_Data section_.
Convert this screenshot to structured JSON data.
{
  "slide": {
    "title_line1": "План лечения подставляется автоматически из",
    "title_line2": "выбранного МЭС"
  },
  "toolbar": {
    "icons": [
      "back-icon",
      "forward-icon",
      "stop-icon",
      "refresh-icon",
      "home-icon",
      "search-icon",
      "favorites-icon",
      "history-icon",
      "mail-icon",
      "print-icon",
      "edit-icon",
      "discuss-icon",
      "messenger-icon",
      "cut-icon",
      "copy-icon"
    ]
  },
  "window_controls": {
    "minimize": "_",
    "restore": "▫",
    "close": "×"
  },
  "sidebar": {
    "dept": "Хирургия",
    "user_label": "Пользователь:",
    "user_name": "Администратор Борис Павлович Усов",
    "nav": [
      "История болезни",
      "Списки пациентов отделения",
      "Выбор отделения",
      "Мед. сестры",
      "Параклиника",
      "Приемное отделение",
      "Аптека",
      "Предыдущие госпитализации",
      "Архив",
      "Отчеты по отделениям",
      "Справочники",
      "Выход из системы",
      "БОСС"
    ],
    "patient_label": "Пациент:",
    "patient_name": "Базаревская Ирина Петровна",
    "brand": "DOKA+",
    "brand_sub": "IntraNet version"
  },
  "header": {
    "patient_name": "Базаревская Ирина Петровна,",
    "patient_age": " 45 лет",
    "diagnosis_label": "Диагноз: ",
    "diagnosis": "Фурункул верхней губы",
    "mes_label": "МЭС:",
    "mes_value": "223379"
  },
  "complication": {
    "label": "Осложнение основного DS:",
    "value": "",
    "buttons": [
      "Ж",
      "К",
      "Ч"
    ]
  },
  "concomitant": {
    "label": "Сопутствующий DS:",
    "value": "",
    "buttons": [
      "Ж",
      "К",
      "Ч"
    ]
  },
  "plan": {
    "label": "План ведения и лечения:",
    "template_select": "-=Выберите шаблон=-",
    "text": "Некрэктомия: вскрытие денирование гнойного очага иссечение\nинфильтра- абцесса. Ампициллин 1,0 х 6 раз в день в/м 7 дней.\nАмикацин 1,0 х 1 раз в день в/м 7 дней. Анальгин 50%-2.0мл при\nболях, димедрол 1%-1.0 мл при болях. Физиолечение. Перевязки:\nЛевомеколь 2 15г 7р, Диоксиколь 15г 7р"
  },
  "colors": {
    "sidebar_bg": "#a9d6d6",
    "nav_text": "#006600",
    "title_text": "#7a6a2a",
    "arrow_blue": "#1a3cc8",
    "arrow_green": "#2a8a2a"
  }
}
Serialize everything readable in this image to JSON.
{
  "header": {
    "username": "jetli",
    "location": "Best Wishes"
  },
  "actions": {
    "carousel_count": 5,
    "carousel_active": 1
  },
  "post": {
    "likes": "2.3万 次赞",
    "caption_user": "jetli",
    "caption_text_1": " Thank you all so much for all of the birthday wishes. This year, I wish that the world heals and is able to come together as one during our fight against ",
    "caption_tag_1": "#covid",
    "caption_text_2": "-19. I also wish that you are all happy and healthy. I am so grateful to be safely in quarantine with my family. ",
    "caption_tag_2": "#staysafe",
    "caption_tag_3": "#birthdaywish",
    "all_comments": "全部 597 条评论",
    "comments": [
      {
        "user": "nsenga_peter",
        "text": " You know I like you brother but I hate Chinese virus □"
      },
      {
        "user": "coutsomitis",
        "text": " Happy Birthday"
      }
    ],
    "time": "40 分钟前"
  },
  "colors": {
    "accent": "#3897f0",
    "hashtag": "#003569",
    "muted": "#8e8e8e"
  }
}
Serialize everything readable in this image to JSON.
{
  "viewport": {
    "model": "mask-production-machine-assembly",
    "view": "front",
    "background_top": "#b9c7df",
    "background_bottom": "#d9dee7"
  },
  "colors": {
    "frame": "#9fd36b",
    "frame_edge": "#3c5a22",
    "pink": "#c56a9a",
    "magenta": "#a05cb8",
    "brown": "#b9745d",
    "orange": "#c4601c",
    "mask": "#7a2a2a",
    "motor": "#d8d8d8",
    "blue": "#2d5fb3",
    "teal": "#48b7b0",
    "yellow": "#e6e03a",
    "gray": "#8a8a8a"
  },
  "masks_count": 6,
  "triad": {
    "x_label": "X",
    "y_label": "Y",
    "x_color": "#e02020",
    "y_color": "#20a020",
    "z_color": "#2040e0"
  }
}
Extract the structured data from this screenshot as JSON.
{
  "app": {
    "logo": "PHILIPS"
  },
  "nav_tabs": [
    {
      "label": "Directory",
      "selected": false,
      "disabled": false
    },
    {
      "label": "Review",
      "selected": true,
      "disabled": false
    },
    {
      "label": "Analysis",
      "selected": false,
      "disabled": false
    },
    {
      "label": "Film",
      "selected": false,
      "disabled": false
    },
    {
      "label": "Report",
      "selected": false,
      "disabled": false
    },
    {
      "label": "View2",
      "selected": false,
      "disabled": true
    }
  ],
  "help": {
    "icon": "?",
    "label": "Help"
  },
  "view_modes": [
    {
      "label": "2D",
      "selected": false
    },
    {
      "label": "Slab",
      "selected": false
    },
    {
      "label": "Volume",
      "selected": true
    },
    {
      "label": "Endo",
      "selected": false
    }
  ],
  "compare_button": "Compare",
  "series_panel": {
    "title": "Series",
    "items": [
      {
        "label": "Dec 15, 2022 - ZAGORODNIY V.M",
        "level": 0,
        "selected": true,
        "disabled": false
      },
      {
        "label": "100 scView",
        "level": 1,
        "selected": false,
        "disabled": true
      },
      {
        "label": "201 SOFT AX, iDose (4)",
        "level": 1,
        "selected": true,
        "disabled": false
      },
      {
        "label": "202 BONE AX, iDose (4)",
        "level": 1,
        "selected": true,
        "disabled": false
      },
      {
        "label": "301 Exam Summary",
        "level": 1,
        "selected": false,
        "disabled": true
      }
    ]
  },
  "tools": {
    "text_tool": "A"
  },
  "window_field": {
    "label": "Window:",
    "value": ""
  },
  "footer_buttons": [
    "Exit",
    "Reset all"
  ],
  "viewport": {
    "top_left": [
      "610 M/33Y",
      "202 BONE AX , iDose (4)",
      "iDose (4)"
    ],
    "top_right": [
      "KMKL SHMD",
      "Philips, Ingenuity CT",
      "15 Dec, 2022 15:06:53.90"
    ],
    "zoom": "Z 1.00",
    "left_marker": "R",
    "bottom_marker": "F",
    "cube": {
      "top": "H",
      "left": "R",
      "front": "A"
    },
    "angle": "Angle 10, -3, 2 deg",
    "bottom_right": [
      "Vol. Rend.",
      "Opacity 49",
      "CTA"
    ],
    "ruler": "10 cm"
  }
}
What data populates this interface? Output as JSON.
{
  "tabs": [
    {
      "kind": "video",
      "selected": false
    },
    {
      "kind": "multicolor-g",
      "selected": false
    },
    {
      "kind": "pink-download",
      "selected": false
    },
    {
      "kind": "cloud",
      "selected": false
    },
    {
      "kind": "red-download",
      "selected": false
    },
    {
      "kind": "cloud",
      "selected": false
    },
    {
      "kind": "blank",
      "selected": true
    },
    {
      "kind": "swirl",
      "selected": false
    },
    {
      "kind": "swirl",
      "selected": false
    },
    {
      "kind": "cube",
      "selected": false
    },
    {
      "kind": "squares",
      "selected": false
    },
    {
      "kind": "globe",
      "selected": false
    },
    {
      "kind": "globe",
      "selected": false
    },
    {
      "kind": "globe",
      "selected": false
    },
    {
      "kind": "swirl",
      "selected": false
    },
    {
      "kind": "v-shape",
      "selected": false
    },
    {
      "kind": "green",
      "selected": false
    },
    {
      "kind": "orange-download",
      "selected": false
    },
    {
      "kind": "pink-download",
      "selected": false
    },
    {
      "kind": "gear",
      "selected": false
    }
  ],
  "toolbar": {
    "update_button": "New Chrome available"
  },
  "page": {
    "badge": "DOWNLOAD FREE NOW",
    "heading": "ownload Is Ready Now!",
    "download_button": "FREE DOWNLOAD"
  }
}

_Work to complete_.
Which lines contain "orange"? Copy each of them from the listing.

_Reply to the task_.
    "orange": "#c4601c",
      "kind": "orange-download",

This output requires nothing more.